Dataset rows describing interfaces:
>>>>>
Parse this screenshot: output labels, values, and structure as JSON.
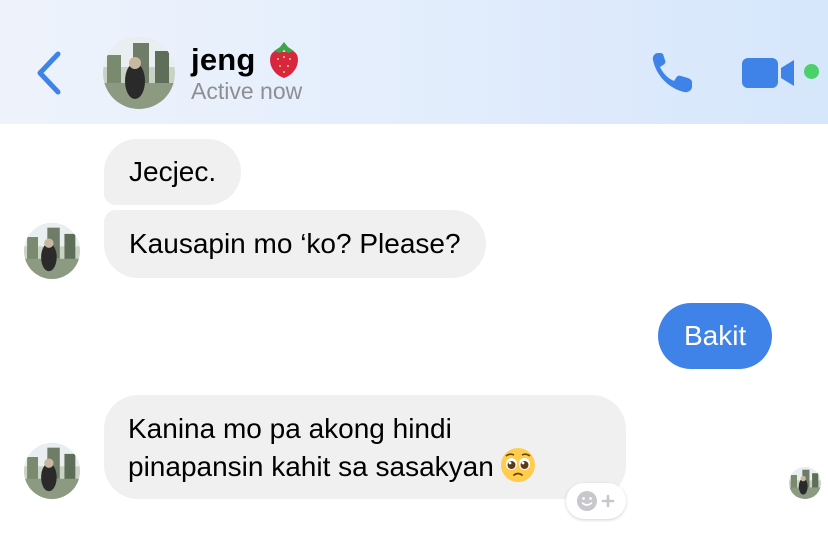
{
  "header": {
    "contact_name": "jeng",
    "status": "Active now",
    "colors": {
      "accent": "#3f83e9",
      "online": "#4cd06a"
    },
    "icons": [
      "back-chevron-icon",
      "strawberry-emoji-icon",
      "phone-icon",
      "video-camera-icon"
    ]
  },
  "messages": [
    {
      "from": "contact",
      "text": "Jecjec."
    },
    {
      "from": "contact",
      "text": "Kausapin mo ‘ko? Please?"
    },
    {
      "from": "me",
      "text": "Bakit"
    },
    {
      "from": "contact",
      "lines": [
        "Kanina mo pa akong hindi",
        "pinapansin kahit sa sasakyan"
      ],
      "emoji": "pleading-face"
    }
  ],
  "colors": {
    "incoming_bubble": "#f0f0f1",
    "outgoing_bubble": "#3f83e9"
  }
}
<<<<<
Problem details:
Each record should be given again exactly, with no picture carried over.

Expected answer:
Parse this screenshot: output labels, values, and structure as JSON.
{
  "header": {
    "contact_name": "jeng",
    "status": "Active now",
    "colors": {
      "accent": "#3f83e9",
      "online": "#4cd06a"
    },
    "icons": [
      "back-chevron-icon",
      "strawberry-emoji-icon",
      "phone-icon",
      "video-camera-icon"
    ]
  },
  "messages": [
    {
      "from": "contact",
      "text": "Jecjec."
    },
    {
      "from": "contact",
      "text": "Kausapin mo ‘ko? Please?"
    },
    {
      "from": "me",
      "text": "Bakit"
    },
    {
      "from": "contact",
      "lines": [
        "Kanina mo pa akong hindi",
        "pinapansin kahit sa sasakyan"
      ],
      "emoji": "pleading-face"
    }
  ],
  "colors": {
    "incoming_bubble": "#f0f0f1",
    "outgoing_bubble": "#3f83e9"
  }
}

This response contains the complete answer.